### Excerpted records
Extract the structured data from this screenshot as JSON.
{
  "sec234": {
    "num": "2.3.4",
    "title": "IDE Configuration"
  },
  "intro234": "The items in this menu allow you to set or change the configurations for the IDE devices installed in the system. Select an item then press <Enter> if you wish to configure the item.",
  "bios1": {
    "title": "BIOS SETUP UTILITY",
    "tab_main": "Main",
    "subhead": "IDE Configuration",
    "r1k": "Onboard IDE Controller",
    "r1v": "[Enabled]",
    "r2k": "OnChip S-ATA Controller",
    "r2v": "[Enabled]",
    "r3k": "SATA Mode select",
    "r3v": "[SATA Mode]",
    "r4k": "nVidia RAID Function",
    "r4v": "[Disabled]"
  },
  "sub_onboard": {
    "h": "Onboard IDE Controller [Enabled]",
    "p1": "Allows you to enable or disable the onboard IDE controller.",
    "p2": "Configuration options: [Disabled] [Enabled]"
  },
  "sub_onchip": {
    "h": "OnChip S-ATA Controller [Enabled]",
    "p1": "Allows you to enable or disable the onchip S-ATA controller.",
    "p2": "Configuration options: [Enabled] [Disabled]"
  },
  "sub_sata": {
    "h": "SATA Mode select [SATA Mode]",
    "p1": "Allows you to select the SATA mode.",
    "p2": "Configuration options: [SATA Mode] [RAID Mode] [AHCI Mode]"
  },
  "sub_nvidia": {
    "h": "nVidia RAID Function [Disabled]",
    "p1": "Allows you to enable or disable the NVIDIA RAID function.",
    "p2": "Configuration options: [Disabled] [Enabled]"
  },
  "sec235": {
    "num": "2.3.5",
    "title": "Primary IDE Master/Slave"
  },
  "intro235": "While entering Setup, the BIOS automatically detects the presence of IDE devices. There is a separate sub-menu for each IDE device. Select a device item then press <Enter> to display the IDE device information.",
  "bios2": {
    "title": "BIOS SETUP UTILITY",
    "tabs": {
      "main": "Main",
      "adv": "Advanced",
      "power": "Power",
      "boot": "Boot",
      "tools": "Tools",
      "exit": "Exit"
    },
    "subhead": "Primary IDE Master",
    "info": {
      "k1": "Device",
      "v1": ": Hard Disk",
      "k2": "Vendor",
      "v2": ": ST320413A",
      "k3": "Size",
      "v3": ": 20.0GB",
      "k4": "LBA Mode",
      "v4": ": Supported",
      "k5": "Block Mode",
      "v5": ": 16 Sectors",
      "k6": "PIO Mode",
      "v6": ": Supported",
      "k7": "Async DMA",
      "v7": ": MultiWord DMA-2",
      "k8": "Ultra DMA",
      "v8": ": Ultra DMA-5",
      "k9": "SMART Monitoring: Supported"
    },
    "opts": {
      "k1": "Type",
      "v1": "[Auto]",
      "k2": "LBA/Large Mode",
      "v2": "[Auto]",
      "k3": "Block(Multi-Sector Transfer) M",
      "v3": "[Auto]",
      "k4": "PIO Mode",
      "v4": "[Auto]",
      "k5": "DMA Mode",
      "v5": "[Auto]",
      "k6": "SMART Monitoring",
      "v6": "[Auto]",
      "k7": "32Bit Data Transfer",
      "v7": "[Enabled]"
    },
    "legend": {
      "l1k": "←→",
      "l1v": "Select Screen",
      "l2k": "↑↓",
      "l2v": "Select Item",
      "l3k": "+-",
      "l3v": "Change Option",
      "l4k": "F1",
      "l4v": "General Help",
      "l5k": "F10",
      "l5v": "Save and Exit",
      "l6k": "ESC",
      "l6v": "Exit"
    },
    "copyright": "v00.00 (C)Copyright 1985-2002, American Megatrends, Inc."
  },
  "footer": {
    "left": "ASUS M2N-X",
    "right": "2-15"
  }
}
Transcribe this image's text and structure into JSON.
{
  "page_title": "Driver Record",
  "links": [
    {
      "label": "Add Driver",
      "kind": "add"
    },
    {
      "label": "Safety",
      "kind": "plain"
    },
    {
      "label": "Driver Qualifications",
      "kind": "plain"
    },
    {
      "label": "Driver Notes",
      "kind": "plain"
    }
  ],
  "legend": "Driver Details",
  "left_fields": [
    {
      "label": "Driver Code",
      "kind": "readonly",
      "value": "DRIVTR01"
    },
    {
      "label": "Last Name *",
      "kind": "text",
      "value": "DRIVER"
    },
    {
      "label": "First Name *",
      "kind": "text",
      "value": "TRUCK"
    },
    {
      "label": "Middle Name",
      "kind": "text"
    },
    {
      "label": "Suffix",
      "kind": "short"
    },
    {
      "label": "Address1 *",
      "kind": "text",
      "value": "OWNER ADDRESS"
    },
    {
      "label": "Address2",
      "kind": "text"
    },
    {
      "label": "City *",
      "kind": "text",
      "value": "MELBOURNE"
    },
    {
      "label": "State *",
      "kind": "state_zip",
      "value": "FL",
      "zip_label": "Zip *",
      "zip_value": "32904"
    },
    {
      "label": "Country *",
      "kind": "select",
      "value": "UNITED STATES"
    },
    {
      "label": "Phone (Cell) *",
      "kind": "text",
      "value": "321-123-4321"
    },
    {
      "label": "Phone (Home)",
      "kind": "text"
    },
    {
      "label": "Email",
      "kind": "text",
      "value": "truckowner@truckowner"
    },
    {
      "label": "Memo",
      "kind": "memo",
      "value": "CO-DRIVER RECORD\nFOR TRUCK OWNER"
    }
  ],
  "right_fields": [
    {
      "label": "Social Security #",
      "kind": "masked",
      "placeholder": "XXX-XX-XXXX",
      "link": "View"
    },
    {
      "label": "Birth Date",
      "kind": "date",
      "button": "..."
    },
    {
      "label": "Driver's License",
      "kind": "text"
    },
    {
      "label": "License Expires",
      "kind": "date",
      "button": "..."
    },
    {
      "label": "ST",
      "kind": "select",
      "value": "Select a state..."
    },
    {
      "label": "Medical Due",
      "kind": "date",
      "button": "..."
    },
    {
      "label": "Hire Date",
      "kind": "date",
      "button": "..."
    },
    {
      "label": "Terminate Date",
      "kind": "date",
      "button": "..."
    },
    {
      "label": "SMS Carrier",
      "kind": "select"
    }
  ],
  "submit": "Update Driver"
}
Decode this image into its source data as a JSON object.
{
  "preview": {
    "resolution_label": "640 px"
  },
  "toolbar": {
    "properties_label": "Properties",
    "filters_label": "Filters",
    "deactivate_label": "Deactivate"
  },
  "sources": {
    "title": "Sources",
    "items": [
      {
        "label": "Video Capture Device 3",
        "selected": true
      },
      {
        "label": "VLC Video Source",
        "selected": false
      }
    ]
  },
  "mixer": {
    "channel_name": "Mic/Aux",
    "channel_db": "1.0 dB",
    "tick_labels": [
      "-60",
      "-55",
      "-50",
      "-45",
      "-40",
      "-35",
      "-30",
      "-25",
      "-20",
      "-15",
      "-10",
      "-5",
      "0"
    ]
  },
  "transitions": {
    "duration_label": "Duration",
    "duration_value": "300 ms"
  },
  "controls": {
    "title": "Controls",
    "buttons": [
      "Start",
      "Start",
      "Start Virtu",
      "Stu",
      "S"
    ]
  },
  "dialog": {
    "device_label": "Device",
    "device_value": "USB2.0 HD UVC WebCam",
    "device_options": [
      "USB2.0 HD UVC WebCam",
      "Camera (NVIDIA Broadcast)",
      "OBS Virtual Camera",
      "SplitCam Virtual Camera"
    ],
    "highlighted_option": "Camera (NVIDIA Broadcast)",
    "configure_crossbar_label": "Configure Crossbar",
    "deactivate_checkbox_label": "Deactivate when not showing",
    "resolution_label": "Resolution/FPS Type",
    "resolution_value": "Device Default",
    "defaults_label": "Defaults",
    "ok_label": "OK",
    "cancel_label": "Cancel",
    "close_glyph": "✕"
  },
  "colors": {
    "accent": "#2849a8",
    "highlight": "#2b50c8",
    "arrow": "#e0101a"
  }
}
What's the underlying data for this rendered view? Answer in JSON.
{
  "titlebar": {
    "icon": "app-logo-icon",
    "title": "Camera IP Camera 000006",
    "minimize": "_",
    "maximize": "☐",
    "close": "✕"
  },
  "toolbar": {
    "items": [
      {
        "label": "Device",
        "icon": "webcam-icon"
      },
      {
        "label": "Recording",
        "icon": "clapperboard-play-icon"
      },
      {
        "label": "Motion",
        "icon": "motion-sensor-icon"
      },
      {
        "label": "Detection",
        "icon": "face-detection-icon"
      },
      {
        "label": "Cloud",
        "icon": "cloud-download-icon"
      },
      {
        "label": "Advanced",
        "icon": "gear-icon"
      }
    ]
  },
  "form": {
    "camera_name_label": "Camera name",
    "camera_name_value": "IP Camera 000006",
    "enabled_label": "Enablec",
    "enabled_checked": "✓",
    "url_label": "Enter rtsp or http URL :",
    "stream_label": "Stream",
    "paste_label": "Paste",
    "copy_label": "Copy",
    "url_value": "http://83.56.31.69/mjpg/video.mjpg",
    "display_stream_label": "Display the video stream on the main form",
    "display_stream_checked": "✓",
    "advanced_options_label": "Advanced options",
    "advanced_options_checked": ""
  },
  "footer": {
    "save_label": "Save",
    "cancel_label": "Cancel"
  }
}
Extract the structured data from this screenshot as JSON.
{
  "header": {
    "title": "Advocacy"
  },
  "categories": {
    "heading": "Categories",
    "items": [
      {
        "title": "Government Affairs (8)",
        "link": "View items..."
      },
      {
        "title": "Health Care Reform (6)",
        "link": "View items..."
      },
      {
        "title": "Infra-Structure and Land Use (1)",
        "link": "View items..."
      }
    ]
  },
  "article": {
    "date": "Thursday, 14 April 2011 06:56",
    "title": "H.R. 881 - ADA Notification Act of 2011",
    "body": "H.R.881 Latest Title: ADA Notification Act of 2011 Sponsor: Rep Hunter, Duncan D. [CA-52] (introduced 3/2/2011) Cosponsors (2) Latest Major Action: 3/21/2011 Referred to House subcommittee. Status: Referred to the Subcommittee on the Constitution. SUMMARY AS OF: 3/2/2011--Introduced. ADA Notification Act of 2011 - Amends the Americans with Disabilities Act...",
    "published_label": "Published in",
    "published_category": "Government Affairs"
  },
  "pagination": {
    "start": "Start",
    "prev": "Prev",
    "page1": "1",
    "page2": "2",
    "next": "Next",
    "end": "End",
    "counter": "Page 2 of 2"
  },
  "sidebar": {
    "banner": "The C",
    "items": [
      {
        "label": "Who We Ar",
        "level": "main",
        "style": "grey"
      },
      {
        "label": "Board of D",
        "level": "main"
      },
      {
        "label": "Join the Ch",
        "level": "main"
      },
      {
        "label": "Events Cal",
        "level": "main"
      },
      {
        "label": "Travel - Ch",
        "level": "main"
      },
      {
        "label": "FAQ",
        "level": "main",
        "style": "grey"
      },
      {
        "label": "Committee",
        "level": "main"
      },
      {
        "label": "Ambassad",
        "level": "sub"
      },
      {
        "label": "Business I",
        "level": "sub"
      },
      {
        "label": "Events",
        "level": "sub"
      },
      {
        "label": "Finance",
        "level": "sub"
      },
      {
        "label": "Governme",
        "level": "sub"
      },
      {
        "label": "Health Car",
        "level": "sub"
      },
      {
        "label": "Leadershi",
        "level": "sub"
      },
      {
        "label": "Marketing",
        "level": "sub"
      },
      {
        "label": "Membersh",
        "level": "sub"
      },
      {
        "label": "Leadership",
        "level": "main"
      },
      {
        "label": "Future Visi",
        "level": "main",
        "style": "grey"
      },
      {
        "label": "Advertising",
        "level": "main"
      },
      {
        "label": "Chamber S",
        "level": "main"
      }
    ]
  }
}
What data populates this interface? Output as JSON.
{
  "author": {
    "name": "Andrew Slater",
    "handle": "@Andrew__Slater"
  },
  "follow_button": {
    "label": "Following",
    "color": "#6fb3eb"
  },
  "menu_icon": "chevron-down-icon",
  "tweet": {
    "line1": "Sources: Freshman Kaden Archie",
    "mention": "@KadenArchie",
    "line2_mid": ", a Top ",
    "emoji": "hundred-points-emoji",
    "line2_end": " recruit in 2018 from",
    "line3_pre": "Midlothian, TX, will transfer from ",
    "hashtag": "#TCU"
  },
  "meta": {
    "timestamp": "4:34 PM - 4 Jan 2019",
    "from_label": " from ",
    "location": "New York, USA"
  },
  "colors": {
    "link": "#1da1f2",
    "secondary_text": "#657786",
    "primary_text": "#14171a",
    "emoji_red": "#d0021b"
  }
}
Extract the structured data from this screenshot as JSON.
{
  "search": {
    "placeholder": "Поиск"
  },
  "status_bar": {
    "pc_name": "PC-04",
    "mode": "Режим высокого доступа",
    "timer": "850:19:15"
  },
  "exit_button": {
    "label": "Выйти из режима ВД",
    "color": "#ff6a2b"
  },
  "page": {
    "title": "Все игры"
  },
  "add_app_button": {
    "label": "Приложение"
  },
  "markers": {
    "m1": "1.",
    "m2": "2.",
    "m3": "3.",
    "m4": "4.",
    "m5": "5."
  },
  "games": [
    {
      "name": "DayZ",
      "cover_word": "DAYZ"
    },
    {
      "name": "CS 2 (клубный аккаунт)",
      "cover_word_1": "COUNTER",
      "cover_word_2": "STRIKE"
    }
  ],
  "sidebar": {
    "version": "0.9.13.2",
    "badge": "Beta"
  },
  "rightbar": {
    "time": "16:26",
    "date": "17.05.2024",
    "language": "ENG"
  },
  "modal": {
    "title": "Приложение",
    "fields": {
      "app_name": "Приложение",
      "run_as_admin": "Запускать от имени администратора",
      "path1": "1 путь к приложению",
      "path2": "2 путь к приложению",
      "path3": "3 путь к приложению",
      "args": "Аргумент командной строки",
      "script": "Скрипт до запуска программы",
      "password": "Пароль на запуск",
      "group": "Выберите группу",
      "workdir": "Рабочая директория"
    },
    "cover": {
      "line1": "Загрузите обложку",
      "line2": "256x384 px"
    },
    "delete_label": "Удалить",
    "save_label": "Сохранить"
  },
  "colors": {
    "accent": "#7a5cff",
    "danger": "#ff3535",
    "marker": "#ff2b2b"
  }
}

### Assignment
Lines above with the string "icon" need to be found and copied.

### Answer to this problem
    "icon": "app-logo-icon",
        "icon": "webcam-icon"
        "icon": "clapperboard-play-icon"
        "icon": "motion-sensor-icon"
        "icon": "face-detection-icon"
        "icon": "cloud-download-icon"
        "icon": "gear-icon"
  "menu_icon": "chevron-down-icon",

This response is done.